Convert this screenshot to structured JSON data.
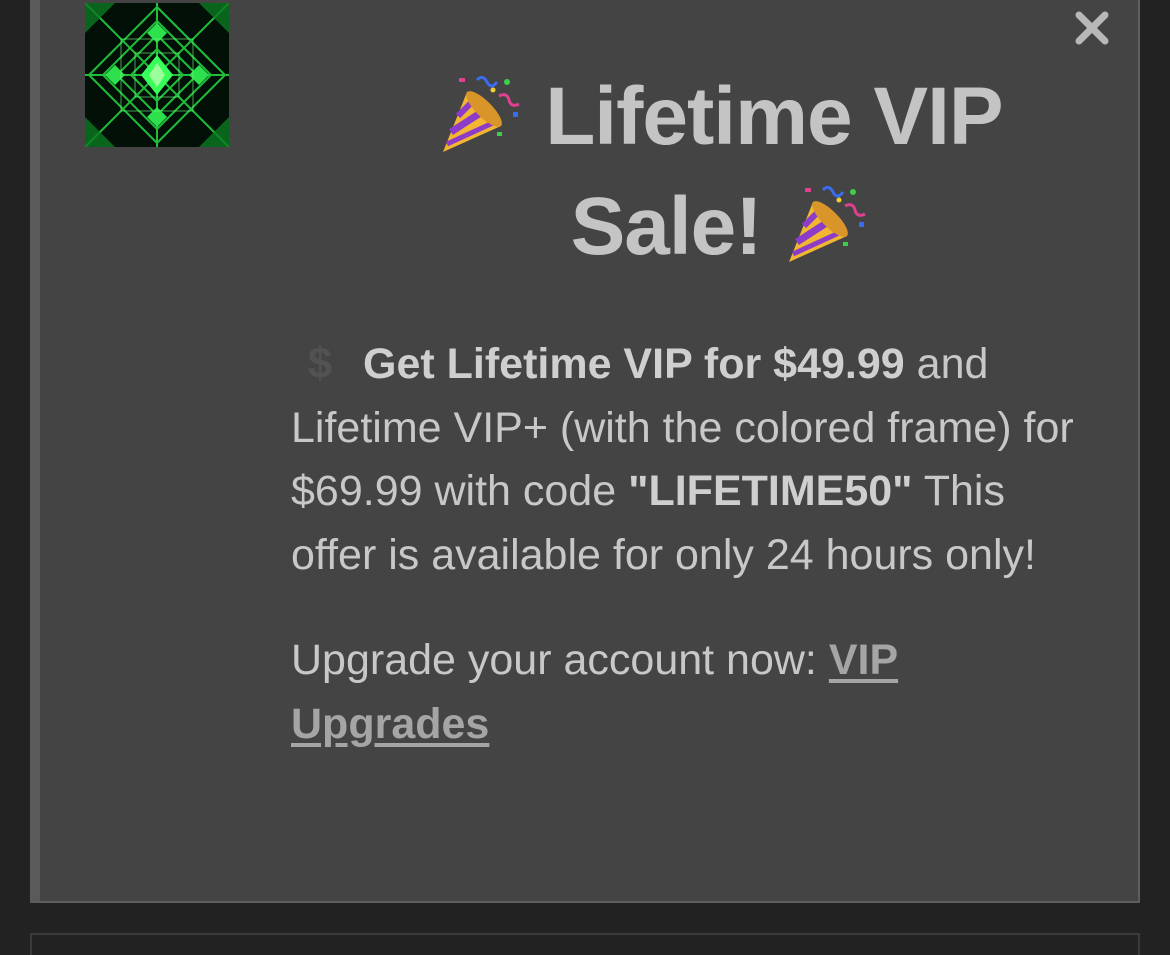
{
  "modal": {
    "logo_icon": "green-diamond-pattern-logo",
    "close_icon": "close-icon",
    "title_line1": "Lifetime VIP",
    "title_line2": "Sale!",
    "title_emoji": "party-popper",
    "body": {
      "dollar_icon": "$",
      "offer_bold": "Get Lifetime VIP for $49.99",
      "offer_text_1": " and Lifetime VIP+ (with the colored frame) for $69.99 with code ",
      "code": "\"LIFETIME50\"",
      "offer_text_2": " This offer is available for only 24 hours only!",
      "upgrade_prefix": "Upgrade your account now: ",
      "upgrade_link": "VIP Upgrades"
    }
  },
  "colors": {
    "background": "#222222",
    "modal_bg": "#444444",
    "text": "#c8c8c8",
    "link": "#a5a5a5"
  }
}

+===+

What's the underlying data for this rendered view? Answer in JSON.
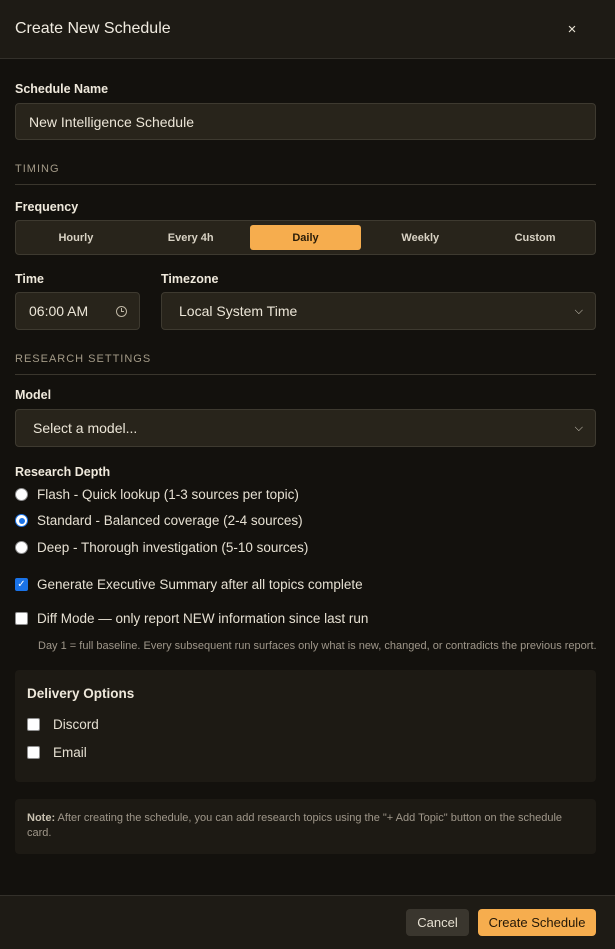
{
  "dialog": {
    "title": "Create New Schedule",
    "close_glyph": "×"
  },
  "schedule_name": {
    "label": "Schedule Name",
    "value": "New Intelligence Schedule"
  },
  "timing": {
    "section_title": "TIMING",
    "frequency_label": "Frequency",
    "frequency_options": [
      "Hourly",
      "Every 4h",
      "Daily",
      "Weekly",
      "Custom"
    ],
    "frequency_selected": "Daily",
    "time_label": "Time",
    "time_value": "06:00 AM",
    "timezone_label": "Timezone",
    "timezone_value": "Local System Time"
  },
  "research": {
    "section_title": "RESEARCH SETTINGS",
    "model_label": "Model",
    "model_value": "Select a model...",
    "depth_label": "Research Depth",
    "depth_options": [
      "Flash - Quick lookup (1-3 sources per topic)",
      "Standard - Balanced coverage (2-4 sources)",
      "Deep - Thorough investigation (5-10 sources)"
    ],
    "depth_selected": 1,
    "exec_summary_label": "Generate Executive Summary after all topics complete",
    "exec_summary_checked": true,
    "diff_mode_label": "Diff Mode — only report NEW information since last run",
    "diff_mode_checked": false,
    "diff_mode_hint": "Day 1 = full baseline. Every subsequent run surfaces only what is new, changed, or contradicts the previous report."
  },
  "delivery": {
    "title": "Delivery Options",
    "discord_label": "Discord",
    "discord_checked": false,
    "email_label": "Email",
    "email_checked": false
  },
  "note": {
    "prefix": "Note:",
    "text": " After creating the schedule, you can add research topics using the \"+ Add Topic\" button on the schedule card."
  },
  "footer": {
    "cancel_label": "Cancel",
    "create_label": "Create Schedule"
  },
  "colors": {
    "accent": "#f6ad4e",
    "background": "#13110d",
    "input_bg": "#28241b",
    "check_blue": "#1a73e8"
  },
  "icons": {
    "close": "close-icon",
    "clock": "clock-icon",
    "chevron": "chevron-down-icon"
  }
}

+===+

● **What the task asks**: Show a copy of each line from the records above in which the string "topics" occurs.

● **Solution for this problem**:
    "exec_summary_label": "Generate Executive Summary after all topics complete",
    "text": " After creating the schedule, you can add research topics using the \"+ Add Topic\" button on the schedule card."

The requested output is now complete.